IGEM/UP2, Edition 2, relating to boiler rooms

Within IGEM/UP/2, Edition 2, it highlights the potential risks surronding the control of gas solenoid valves (AIV’s) and automatic restarting.

“A potential hazard could arise from the use of an AIV (valve) if it were to close and reopen without ensuring that any appliance installed downstream is isolated.”

“Under such circumstances, when the valve is re-opened, gas would escape from any appliance which had not been turned off (automatically or manually) thus creating a potential hazard.”

“A potential hazard is most likely to occur on a valve that restores itself automatically to an open position on removal of the fault which caused it to close.”

Examples of such an event are:

  • a transient loss of electrical supplies (which can lead to significant operational problems).
  • activation upon testing a fire alarm.
  • a transient or intermittent fault of an interlock that actuates the valve.

It is argued that a boiler installation is a sealed installation and all appliances have flame safety devices fitted (FSD) so therefore proving is not required.

However, if you consider that flame safety devices can take up to 10 seconds to close after a valve has isolated the gas supply then the gas pressure between the closed valve and the burner can be reduced to 0 mbar. This would then require a tightness test before the supply could be restored.

Let us take the example of a fire system activation, emergency stop activation or power failure which deactivates a safety shut off valve controlling the gas supply to the boiler room.

After the test or activation, the control panel is reset and the gas supply is normally automatically re-established. The boilers are then relit and operated as normal. In most cases, the supply has been re-established successfully with no apparent hazard or risk. However, we must note, as indicated by the Health and Safety Executive and the gas industry in general, where we identify any risks which may create a hazard we should introduce control measures such to either alleviate or reduce these risks.

Gas pressure proving is used as a measure to confirm the integrity of the system either to negate any leakage or, if confirmed, warrant investigation and repair.

The installation of a gas proving system has many additional benefits the main one being that if the system is isolated as a result of a power failure, once power is resumed the system will automatically restart and perform a pressure prove, reducing the potential for site downtime or damage subsequent to pipes freezing.

Every year as part of an on-site DSEAR risk assessment for the plant room a leak test should be carried out of all the installed low-pressure pipework, an installed and correctly designed gas proving system can be used to complete this test. The system is simply switched off and back on again and the test completed, the alternative would be to call out a Gas safe engineer to complete the test and the subsequent costs associated.

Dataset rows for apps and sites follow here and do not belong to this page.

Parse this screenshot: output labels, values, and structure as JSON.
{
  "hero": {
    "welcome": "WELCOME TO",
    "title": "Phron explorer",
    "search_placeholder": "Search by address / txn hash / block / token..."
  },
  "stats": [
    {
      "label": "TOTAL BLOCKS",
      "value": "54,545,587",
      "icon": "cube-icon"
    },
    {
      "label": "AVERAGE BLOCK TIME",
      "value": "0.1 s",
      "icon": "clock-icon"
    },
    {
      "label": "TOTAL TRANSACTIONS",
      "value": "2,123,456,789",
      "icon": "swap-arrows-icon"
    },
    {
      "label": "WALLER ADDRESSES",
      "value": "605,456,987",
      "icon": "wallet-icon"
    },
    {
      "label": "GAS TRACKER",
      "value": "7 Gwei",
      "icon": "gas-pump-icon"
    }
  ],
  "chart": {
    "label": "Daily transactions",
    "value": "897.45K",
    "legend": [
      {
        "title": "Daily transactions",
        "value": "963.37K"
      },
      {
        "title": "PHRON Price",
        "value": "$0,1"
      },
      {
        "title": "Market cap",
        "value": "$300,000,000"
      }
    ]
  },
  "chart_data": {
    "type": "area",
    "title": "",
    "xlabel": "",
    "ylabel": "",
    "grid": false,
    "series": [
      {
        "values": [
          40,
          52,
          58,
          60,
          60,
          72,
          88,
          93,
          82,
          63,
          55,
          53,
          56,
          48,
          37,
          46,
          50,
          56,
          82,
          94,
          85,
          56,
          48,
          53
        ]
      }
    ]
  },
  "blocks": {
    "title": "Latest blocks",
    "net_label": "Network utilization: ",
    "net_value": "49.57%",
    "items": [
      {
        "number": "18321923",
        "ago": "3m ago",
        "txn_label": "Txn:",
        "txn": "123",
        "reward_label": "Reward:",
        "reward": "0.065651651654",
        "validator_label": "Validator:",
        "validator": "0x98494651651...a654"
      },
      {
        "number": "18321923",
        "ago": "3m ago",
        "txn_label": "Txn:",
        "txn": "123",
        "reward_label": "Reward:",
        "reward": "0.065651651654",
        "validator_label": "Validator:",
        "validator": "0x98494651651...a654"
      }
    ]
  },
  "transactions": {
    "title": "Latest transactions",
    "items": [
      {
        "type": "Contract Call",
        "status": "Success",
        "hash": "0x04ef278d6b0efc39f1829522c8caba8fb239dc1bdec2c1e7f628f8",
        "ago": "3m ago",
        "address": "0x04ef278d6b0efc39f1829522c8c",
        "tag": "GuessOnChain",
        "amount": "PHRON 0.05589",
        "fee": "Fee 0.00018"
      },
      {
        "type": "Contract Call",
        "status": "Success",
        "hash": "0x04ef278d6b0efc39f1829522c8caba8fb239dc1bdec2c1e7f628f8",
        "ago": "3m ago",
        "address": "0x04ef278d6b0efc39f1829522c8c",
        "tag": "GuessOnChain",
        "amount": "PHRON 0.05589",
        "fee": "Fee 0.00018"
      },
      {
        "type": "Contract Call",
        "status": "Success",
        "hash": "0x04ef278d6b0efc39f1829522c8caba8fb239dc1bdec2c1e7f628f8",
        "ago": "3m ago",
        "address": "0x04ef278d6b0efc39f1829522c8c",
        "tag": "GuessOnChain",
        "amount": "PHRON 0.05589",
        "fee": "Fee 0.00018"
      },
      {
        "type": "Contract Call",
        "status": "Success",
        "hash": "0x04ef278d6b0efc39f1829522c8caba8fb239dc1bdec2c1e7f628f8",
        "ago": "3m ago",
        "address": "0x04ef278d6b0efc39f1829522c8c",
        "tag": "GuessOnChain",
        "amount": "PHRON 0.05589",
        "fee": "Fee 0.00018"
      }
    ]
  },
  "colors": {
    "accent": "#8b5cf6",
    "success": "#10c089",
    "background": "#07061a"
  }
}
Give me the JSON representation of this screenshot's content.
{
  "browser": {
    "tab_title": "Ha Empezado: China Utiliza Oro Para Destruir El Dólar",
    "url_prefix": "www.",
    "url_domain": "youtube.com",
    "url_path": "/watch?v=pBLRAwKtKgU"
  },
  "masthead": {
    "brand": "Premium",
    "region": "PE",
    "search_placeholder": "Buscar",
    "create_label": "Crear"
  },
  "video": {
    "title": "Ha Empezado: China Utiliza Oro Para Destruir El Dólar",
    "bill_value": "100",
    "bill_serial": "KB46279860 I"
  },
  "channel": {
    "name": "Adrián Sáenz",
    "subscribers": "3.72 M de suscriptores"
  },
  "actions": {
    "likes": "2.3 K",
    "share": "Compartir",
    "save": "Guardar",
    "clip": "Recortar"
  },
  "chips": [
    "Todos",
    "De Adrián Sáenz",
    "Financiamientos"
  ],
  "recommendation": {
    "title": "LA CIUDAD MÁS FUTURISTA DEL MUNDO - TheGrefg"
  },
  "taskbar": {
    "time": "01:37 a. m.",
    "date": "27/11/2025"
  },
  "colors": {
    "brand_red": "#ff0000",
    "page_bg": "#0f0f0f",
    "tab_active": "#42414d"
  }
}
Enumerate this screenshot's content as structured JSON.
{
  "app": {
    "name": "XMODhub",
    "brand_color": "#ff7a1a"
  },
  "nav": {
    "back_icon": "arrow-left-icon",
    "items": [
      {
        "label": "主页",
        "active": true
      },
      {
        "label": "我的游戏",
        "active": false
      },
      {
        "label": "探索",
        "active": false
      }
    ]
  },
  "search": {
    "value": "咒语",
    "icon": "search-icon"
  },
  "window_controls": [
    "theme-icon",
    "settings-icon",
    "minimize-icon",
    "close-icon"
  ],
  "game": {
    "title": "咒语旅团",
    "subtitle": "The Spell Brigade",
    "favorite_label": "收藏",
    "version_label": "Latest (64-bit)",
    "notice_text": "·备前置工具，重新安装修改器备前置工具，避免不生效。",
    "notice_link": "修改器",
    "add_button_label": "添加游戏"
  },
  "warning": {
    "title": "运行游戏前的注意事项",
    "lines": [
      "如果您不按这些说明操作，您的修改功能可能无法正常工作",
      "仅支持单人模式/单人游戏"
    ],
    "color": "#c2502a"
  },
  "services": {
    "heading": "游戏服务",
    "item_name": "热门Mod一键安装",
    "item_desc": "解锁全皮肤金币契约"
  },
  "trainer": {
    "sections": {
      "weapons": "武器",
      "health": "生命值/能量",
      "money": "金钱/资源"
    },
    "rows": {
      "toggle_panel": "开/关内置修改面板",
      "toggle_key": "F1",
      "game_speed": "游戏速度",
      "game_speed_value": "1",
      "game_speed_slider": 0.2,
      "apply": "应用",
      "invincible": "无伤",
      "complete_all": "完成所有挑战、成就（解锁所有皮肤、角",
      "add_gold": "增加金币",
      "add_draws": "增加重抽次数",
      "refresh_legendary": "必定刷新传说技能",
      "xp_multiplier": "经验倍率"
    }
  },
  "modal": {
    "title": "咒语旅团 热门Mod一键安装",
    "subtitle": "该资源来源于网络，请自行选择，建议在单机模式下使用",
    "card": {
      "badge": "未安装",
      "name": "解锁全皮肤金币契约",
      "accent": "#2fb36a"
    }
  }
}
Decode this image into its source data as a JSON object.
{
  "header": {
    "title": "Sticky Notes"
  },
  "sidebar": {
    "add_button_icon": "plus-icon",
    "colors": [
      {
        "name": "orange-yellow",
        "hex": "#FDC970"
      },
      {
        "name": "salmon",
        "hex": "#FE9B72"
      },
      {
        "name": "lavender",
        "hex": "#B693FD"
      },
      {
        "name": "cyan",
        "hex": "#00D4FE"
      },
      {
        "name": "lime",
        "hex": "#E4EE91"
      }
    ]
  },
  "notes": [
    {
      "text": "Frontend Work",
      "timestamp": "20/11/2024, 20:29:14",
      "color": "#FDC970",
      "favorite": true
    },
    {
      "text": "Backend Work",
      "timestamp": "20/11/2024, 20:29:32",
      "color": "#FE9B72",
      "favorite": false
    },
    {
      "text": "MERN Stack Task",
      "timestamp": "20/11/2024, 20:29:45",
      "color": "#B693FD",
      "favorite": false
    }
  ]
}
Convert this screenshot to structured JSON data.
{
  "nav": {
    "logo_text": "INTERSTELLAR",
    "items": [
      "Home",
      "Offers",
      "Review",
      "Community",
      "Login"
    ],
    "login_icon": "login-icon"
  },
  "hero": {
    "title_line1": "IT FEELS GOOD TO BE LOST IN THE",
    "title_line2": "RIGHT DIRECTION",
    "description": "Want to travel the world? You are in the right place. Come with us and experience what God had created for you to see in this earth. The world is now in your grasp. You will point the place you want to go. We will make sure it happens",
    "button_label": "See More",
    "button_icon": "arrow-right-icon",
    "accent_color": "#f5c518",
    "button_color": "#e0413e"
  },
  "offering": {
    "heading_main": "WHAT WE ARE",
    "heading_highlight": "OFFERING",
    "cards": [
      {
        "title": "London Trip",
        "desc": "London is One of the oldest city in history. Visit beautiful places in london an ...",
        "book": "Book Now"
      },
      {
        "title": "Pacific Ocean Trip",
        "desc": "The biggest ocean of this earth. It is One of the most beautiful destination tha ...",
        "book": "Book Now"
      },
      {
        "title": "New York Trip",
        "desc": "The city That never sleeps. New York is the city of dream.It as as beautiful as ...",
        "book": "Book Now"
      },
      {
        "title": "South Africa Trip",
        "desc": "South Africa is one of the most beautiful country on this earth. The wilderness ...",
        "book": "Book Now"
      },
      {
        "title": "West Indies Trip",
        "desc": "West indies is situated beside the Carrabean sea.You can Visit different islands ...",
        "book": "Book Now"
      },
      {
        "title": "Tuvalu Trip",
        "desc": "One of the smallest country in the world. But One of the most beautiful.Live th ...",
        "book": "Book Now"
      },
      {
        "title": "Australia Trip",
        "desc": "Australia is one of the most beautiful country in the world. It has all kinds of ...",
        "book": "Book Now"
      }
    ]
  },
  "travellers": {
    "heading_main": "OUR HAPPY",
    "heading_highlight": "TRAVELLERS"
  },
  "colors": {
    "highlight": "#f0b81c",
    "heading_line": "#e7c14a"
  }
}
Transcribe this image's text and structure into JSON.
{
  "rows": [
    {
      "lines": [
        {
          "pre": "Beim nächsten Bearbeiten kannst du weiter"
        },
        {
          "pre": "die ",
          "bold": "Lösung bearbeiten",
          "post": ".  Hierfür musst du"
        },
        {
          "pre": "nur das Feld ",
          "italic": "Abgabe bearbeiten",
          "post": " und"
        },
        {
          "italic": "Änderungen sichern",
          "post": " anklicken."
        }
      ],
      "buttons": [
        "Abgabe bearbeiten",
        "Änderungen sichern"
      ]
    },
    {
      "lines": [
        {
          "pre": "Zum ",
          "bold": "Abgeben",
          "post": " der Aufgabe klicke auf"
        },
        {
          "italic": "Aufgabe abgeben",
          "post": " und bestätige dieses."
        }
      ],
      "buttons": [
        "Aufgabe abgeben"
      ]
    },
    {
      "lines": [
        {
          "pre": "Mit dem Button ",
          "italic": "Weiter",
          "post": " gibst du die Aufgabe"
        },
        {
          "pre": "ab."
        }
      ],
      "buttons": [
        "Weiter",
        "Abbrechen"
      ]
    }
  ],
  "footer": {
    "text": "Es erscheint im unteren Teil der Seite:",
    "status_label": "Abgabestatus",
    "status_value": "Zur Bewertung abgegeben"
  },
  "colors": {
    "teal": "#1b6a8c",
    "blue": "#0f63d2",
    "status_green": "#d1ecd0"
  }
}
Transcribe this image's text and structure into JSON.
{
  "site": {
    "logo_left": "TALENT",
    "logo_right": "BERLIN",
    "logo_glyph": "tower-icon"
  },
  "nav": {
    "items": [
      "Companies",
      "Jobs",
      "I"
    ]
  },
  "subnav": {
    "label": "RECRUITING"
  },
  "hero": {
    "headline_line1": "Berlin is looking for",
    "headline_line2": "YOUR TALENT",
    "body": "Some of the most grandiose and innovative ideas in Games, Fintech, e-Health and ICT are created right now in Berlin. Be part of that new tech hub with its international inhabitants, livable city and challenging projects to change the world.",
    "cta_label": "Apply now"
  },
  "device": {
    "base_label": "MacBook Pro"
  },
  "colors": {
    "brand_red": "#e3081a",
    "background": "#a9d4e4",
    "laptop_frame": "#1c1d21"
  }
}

If you require any additional information on our systems to help meet these design standards or wish to discuss the standards further please don’t hesitate to contact us.


More Standards to Review

Have a question or need some help?

Our dedicated team will help you find the ideal solution for detection requirements.